Prevention of blackleg is the only practical approach, and is fortunately very effective. There are a variety of bacterins or bacterin/toxoid combinations that will induce immunity to the various clostridial diseases. They are generally given to animals at 6months of age and older, with a booster dose usually required in 2 -8 weeks. In the event of an outbreak of blackleg, it is possible to administer injections of penicillin and vaccinate. Covering exposed cattle with penicillin may prevent rapid growth of the causative organism for a long enough period of time that the bacterin will have a chance to stimulate natural immunity to the disease. Estimates suggest it takes about 10 days for adequate immunity from an initial vaccination.
Malignant edema is another clostridial disease that is also sometimes called false blackleg because the postmortem lesions and rapid deterioration of the animal once infected resemble blackleg. Laboratory testing is the only means to differentiate the two. Malignant edema can affect cattle, sheep, pigs and horses, where blackleg is a disease of cattle and sheep.
Malignant edema is caused by Clostridium septicum, often accompanied by other clostridial species, and occurs worldwide.
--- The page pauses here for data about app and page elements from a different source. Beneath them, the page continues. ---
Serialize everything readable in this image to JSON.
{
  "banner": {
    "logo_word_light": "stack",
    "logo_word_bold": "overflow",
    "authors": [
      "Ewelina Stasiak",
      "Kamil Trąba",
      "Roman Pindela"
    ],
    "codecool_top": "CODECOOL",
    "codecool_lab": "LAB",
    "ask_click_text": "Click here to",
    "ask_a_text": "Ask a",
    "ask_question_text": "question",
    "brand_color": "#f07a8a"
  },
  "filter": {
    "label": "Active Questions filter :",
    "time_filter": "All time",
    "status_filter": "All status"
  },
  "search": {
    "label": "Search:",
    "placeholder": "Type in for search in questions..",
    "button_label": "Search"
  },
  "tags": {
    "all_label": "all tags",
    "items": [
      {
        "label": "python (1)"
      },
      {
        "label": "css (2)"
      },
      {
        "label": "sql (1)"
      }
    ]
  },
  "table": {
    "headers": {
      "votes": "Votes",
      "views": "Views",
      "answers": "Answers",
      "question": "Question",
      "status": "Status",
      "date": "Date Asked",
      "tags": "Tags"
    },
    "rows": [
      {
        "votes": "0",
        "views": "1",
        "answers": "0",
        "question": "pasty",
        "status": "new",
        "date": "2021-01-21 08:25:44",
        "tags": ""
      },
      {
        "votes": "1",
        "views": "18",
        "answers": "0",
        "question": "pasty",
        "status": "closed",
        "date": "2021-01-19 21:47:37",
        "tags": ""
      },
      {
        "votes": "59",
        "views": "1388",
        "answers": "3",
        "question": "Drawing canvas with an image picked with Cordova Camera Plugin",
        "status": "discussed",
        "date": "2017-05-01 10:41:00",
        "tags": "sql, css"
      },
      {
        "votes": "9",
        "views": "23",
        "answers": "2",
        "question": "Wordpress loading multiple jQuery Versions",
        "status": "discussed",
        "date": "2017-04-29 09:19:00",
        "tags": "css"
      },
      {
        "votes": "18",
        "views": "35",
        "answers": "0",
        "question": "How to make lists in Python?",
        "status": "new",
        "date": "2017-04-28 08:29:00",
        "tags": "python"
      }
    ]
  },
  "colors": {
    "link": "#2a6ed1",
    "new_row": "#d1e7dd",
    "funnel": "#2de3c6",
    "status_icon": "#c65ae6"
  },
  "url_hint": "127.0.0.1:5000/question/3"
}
The organism is found in soil and the intestinal tracts of animals and man. Infection usually occurs through contamination of wounds containing devitalized tissue, actual soil or some other tissue irritant (such as some injectable medications.) Wounds caused by accidents, castration, tail docking , dirty needles and parturition may become infected.
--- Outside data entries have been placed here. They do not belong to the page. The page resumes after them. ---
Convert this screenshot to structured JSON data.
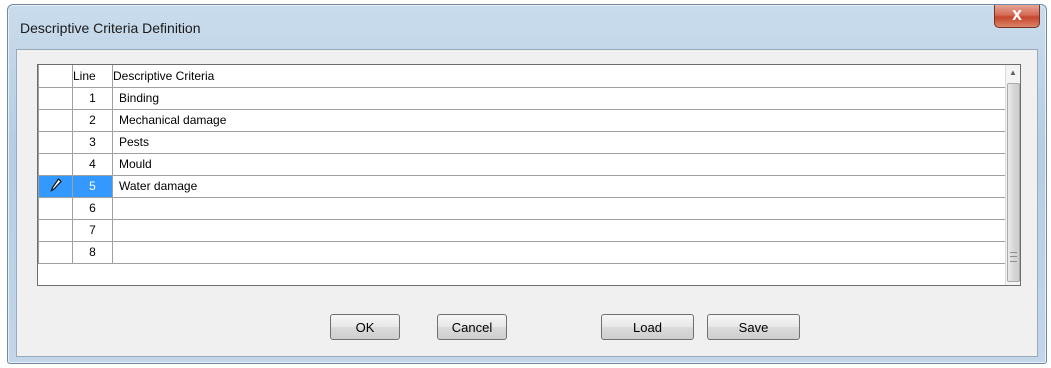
{
  "window": {
    "title": "Descriptive Criteria Definition",
    "close_glyph": "X"
  },
  "grid": {
    "columns": {
      "line": "Line",
      "criteria": "Descriptive Criteria"
    },
    "rows": [
      {
        "line": "1",
        "criteria": "Binding"
      },
      {
        "line": "2",
        "criteria": "Mechanical damage"
      },
      {
        "line": "3",
        "criteria": "Pests"
      },
      {
        "line": "4",
        "criteria": "Mould"
      },
      {
        "line": "5",
        "criteria": "Water damage",
        "editing": true
      },
      {
        "line": "6",
        "criteria": ""
      },
      {
        "line": "7",
        "criteria": ""
      },
      {
        "line": "8",
        "criteria": ""
      }
    ],
    "edit_icon": "pencil-icon"
  },
  "buttons": {
    "ok": "OK",
    "cancel": "Cancel",
    "load": "Load",
    "save": "Save"
  },
  "colors": {
    "selection": "#3399ff",
    "close": "#c6462c"
  }
}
The organism causing malignant edema is not endogenous (already present) in the animal, as in blackleg, but is introduced through some external means. Signs of infection develop within a few hours or days after the predisposing injury. The local lesions are soft swellings that pit on pressure and spread rapidly because of the production of large amounts of exudate (pus and serum) that infiltrate the subcutaneous and intramuscular connective tissue of the affected area. The muscle in the involved area will be dark red to black, thus the name false blackleg. It is reported that accumulations of gas is uncommon, but definitely can occur in an identical fashion to blackleg. Laboratory tests can confirm the present of C septicum in a wound, however, it is a rapid postmortem invader, and specimens taken more than 24 hours after death may not be significant. Malignant edema is not contagious, and requires introduction of the organism through some sort of trauma. Certain soils may in fact have higher levels of the spores present, but these have to be introduced into the body; they are not ingested as is the case for blackleg. Treatment can be attempted with high doses of penicillin which may be curative if caught early enough. Injection of penicillin around the periphery of the lesion may prevent the rapid spread of infection, although if this approach works, the affected area may still slough.
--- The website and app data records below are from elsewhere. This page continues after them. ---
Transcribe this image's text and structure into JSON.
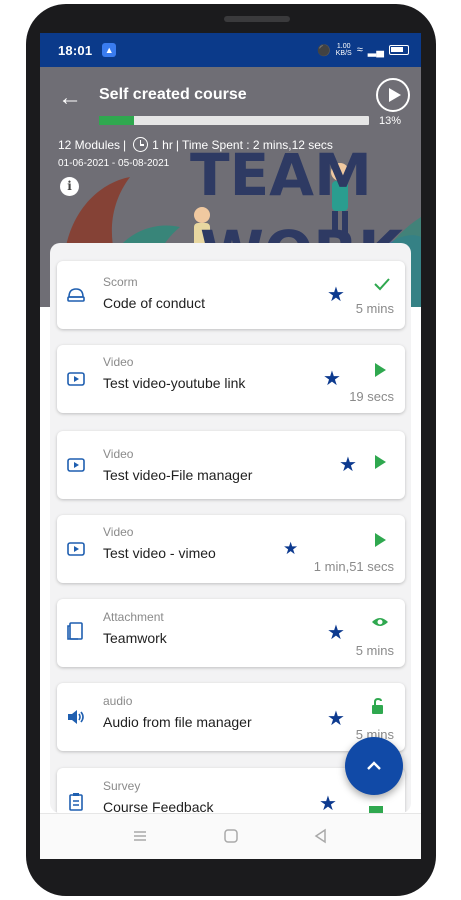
{
  "status_bar": {
    "time": "18:01",
    "net_speed_value": "1.00",
    "net_speed_unit": "KB/S"
  },
  "header": {
    "title": "Self created course",
    "progress_percent": 13,
    "progress_label": "13%",
    "modules": "12 Modules",
    "duration": "1 hr",
    "time_spent": "Time Spent : 2 mins,12 secs",
    "date_range": "01-06-2021 - 05-08-2021",
    "banner_text_line1": "TEAM",
    "banner_text_line2": "WORK"
  },
  "modules": [
    {
      "type": "Scorm",
      "name": "Code of conduct",
      "icon": "scorm-icon",
      "status_icon": "check-icon",
      "duration": "5 mins"
    },
    {
      "type": "Video",
      "name": "Test video-youtube link",
      "icon": "video-icon",
      "status_icon": "play-icon",
      "duration": "19 secs"
    },
    {
      "type": "Video",
      "name": "Test video-File manager",
      "icon": "video-icon",
      "status_icon": "play-icon",
      "duration": ""
    },
    {
      "type": "Video",
      "name": "Test video - vimeo",
      "icon": "video-icon",
      "status_icon": "play-icon",
      "duration": "1 min,51 secs"
    },
    {
      "type": "Attachment",
      "name": "Teamwork",
      "icon": "attachment-icon",
      "status_icon": "eye-icon",
      "duration": "5 mins"
    },
    {
      "type": "audio",
      "name": "Audio from file manager",
      "icon": "audio-icon",
      "status_icon": "unlock-icon",
      "duration": "5 mins"
    },
    {
      "type": "Survey",
      "name": "Course Feedback",
      "icon": "survey-icon",
      "status_icon": "status-icon",
      "duration": ""
    }
  ],
  "colors": {
    "status_bar": "#0b3a8a",
    "accent": "#114aa7",
    "star": "#0d3a8f",
    "status_green": "#2fa84f",
    "icon_blue": "#1f5fb0"
  }
}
Prevention is highly effective with the use of bacterins or a bacterin/toxoid combination. Malignant edema can affect any age cattle, and vaccinations can begin as early as 2 months of age with booster doses as appropriate. In high risk areas, yearly vaccinations are recommended for the entire cow herd.
Bacterins for blackleg and malignant edema are often found in combination with bacterins for a number of clostridial diseases, and sometimes tetanus toxoid. The bacterins can cause a pretty dramatic swelling that will eventually disappear over weeks and sometimes months. It is possible that these swellings will occasionally develop into sterile abscesses and either break open and drain spontaneously, or require intervention to induce drainage. There are newer vaccines available that are lower dose and less likely to cause large blemishes. While the lumps are unsightly and the abscesses inconvenient, vaccination is the only method to prevent these diseases and treatment is for the most part worthless unless caught very early.